A newspaper for the Wellington and Palmerston North Catholic Dioceses

Submissions to the Justice Committee on the End of Life Choice Bill

WelCom March 2018:

The closing date for submissions Justice Committee on David Seymour’s End of Life Choice Bill has been extended until Tuesday 6 March 2018.

If you haven’t already done so, you can make a submission about the Bill online, by email, or by letter to reach the Justice Committee by the closing date.



  • Email: ju@parliament.govt.nz
  • Subject line: End of Life Choice Bill
  • Include your name, address and phone number in your submission or on a separate file if you do not wish these details to be made public.
  • Attach your submission in pdf or doc format.


  • This submission requires a covering letter and the written submission.
  • At the top of the covering letter, write:
    • Submission on End of Life Choice Bill
    • To The Justice Committee
  • Then state the following:
    • ‘This Submission is from [your name] and/or [your organisation]’
    • Contact details: email, home address, phone number.
  • On a separate piece of paper, write your submission.
    • Send 2 copies of your submission and 2 copies of your covering letter to:
      Committee Secretariat
      Justice Committee
      Parliament Buildings

Submissions do not have to be long.

For more information, please visit www.nathaniel.org.nz

Further Information

In their submission, to the Health Select Committee in 2015, in response to the Committee’s investigation into Ending One’s Life in New Zealand, the New Zealand Catholic Bishops summarised their main points as follows:

  • The Catholic Church’s long involvement in the pastoral care of the dying and their families provides us with strong credentials to speak in societal debates about dying and death.
  • The factors that contribute to the desire to end one’s life are complex, and include grief in different forms, fear, loss of hope, and a sense of being trapped.
  • We know from our experience with the dying that a fearful, vulnerable, powerless person, religious or not, can be brought with good holistic care into a peaceful place where pain is controlled, their circumstances are dignified, and relationships can be enjoyed prior to death.
  • The argument that those opposed to the legalisation of assisted suicide do not have to use it narrows assisted suicide down to a matter of individual choice, and ignores the societal effects of the legalisation which will be experienced by everyone, particularly vulnerable groups.
  • International experiences show that legalisation leads to normalization, the expansion of eligibility either legislatively or in practice, loss of patient trust in the medical profession, and a climate of fear among the elderly and ill.
  • We like to think that as a country we are independent and courageous enough not to follow an international trend that poses significant risks to our people, especially when quality accessible palliative care is a practical alternative.

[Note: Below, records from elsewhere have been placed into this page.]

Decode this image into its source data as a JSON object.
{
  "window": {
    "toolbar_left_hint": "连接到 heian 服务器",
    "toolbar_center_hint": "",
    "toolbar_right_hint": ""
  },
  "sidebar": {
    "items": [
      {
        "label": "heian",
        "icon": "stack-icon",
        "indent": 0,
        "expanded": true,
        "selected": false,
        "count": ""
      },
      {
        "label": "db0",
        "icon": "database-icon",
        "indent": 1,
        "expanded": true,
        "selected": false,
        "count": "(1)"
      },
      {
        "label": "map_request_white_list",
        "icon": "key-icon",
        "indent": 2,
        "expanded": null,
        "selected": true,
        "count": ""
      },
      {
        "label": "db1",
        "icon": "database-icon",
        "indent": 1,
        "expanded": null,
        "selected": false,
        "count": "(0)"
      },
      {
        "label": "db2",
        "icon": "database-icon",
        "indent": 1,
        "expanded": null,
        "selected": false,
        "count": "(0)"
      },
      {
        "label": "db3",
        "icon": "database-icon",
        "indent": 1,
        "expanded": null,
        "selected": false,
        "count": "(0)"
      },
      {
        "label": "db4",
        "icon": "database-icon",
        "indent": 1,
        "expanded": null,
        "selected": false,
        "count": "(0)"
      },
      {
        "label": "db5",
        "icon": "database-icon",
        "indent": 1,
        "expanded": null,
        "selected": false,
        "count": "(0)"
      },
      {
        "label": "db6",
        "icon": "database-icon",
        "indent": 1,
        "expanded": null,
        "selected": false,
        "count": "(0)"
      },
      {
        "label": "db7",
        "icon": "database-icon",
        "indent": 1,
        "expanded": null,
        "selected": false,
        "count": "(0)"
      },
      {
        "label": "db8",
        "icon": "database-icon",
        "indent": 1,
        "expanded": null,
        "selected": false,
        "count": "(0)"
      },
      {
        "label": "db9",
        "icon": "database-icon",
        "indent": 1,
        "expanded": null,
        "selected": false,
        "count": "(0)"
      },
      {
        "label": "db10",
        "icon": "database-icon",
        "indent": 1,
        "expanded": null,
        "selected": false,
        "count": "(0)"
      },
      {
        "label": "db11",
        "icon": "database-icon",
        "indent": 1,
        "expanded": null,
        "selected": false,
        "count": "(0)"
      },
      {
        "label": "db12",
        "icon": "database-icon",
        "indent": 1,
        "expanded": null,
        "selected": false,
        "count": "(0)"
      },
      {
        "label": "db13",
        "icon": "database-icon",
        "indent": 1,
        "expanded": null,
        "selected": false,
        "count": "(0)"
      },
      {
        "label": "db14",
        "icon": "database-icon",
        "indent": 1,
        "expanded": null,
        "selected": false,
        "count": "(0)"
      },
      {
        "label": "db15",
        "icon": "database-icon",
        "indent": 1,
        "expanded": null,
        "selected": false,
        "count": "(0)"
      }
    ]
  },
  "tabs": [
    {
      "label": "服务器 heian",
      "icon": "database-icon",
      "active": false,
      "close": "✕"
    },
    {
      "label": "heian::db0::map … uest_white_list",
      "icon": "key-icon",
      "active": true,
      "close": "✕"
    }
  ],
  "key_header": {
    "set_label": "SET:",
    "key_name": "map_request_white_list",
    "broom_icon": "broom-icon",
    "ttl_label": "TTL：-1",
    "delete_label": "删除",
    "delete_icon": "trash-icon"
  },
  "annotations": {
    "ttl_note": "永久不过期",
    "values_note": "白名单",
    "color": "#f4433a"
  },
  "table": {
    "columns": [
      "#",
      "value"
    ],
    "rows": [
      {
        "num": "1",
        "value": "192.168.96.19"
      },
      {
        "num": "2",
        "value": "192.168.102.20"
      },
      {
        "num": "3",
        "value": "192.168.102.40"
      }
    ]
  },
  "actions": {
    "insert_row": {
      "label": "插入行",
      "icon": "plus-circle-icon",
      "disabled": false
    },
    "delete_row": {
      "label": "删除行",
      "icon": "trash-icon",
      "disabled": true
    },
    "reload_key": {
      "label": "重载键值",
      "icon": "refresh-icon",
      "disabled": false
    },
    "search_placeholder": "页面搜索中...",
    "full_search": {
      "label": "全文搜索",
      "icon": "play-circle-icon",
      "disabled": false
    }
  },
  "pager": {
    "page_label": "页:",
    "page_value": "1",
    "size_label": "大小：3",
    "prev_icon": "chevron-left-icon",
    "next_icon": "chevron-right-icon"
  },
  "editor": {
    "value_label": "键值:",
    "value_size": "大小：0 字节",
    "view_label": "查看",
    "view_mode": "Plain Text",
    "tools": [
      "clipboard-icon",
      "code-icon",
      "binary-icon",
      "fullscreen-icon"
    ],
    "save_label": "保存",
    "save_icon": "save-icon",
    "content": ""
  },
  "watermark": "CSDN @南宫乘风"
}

For further reading, see the New Zealand Catholic Bishops Statement of 1997, A Consistent Ethic of Life – Te Kahu-O-Te-Ora. It is on the Bishops’ website at: